(Problem description) Omit each picture as you copy the entries exactly.

[Opening Supplied material section]

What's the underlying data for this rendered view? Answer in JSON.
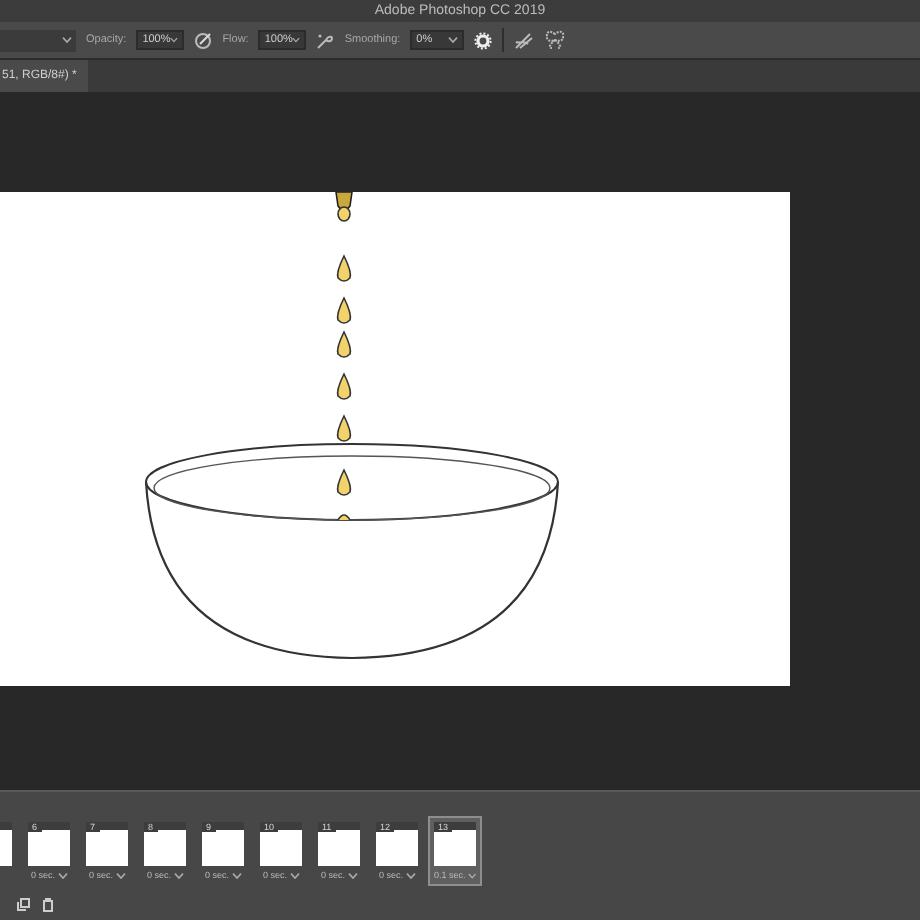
{
  "window": {
    "title": "Adobe Photoshop CC 2019"
  },
  "options_bar": {
    "opacity_label": "Opacity:",
    "opacity": "100%",
    "flow_label": "Flow:",
    "flow": "100%",
    "smoothing_label": "Smoothing:",
    "smoothing": "0%"
  },
  "document_tab": {
    "title": "51, RGB/8#) *"
  },
  "timeline": {
    "frames": [
      {
        "selected": false
      },
      {
        "number": "6",
        "delay": "0 sec.",
        "selected": false
      },
      {
        "number": "7",
        "delay": "0 sec.",
        "selected": false
      },
      {
        "number": "8",
        "delay": "0 sec.",
        "selected": false
      },
      {
        "number": "9",
        "delay": "0 sec.",
        "selected": false
      },
      {
        "number": "10",
        "delay": "0 sec.",
        "selected": false
      },
      {
        "number": "11",
        "delay": "0 sec.",
        "selected": false
      },
      {
        "number": "12",
        "delay": "0 sec.",
        "selected": false
      },
      {
        "number": "13",
        "delay": "0.1 sec.",
        "selected": true
      }
    ]
  }
}
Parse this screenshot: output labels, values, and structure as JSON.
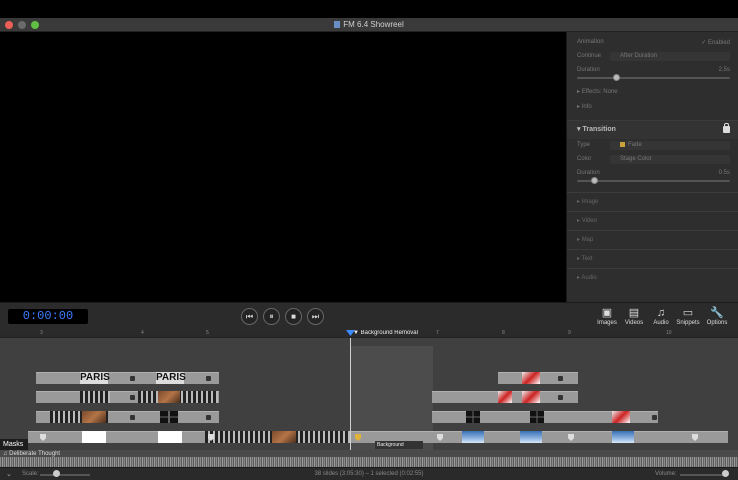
{
  "window": {
    "title": "FM 6.4 Showreel"
  },
  "inspector": {
    "animation": {
      "label": "Animation",
      "value": "Enabled"
    },
    "continue": {
      "label": "Continue",
      "value": "After Duration"
    },
    "duration": {
      "label": "Duration",
      "value": "2.5s"
    },
    "effects": {
      "label": "Effects",
      "value": "None"
    },
    "info": {
      "label": "Info"
    },
    "transition": {
      "header": "Transition",
      "type": {
        "label": "Type",
        "value": "Fade"
      },
      "color": {
        "label": "Color",
        "value": "Stage Color"
      },
      "duration": {
        "label": "Duration",
        "value": "0.5s"
      }
    },
    "sections": [
      "Image",
      "Video",
      "Map",
      "Text",
      "Audio"
    ]
  },
  "controls": {
    "timecode": "0:00:00",
    "toolbox": [
      {
        "label": "Images",
        "icon": "images-icon"
      },
      {
        "label": "Videos",
        "icon": "videos-icon"
      },
      {
        "label": "Audio",
        "icon": "audio-icon"
      },
      {
        "label": "Snippets",
        "icon": "snippets-icon"
      },
      {
        "label": "Options",
        "icon": "wrench-icon"
      }
    ]
  },
  "timeline": {
    "ruler_ticks": [
      "3",
      "4",
      "5",
      "7",
      "8",
      "9",
      "10"
    ],
    "marker_label": "Background Removal",
    "masks_label": "Masks",
    "bg_removal_clip_label": "Background Removal",
    "paris_text": "PARIS",
    "audio_track_label": "Deliberate Thought"
  },
  "statusbar": {
    "scale_label": "Scale:",
    "summary": "38 slides (3:05:30) – 1 selected (0:02:55)",
    "volume_label": "Volume:"
  },
  "colors": {
    "accent": "#3c8cff",
    "timecode": "#3c7cff"
  }
}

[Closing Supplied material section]

(Solved exercise)
What's the underlying data for this rendered view? Answer in JSON.
{
  "window": {
    "title": "Adobe Photoshop CC 2019"
  },
  "options_bar": {
    "opacity_label": "Opacity:",
    "opacity": "100%",
    "flow_label": "Flow:",
    "flow": "100%",
    "smoothing_label": "Smoothing:",
    "smoothing": "0%"
  },
  "document_tab": {
    "title": "51, RGB/8#) *"
  },
  "timeline": {
    "frames": [
      {
        "selected": false
      },
      {
        "number": "6",
        "delay": "0 sec.",
        "selected": false
      },
      {
        "number": "7",
        "delay": "0 sec.",
        "selected": false
      },
      {
        "number": "8",
        "delay": "0 sec.",
        "selected": false
      },
      {
        "number": "9",
        "delay": "0 sec.",
        "selected": false
      },
      {
        "number": "10",
        "delay": "0 sec.",
        "selected": false
      },
      {
        "number": "11",
        "delay": "0 sec.",
        "selected": false
      },
      {
        "number": "12",
        "delay": "0 sec.",
        "selected": false
      },
      {
        "number": "13",
        "delay": "0.1 sec.",
        "selected": true
      }
    ]
  }
}
Parse this screenshot: output labels, values, and structure as JSON.
{
  "window": {
    "title": "FM 6.4 Showreel"
  },
  "inspector": {
    "animation": {
      "label": "Animation",
      "value": "Enabled"
    },
    "continue": {
      "label": "Continue",
      "value": "After Duration"
    },
    "duration": {
      "label": "Duration",
      "value": "2.5s"
    },
    "effects": {
      "label": "Effects",
      "value": "None"
    },
    "info": {
      "label": "Info"
    },
    "transition": {
      "header": "Transition",
      "type": {
        "label": "Type",
        "value": "Fade"
      },
      "color": {
        "label": "Color",
        "value": "Stage Color"
      },
      "duration": {
        "label": "Duration",
        "value": "0.5s"
      }
    },
    "sections": [
      "Image",
      "Video",
      "Map",
      "Text",
      "Audio"
    ]
  },
  "controls": {
    "timecode": "0:00:00",
    "toolbox": [
      {
        "label": "Images",
        "icon": "images-icon"
      },
      {
        "label": "Videos",
        "icon": "videos-icon"
      },
      {
        "label": "Audio",
        "icon": "audio-icon"
      },
      {
        "label": "Snippets",
        "icon": "snippets-icon"
      },
      {
        "label": "Options",
        "icon": "wrench-icon"
      }
    ]
  },
  "timeline": {
    "ruler_ticks": [
      "3",
      "4",
      "5",
      "7",
      "8",
      "9",
      "10"
    ],
    "marker_label": "Background Removal",
    "masks_label": "Masks",
    "bg_removal_clip_label": "Background Removal",
    "paris_text": "PARIS",
    "audio_track_label": "Deliberate Thought"
  },
  "statusbar": {
    "scale_label": "Scale:",
    "summary": "38 slides (3:05:30) – 1 selected (0:02:55)",
    "volume_label": "Volume:"
  },
  "colors": {
    "accent": "#3c8cff",
    "timecode": "#3c7cff"
  }
}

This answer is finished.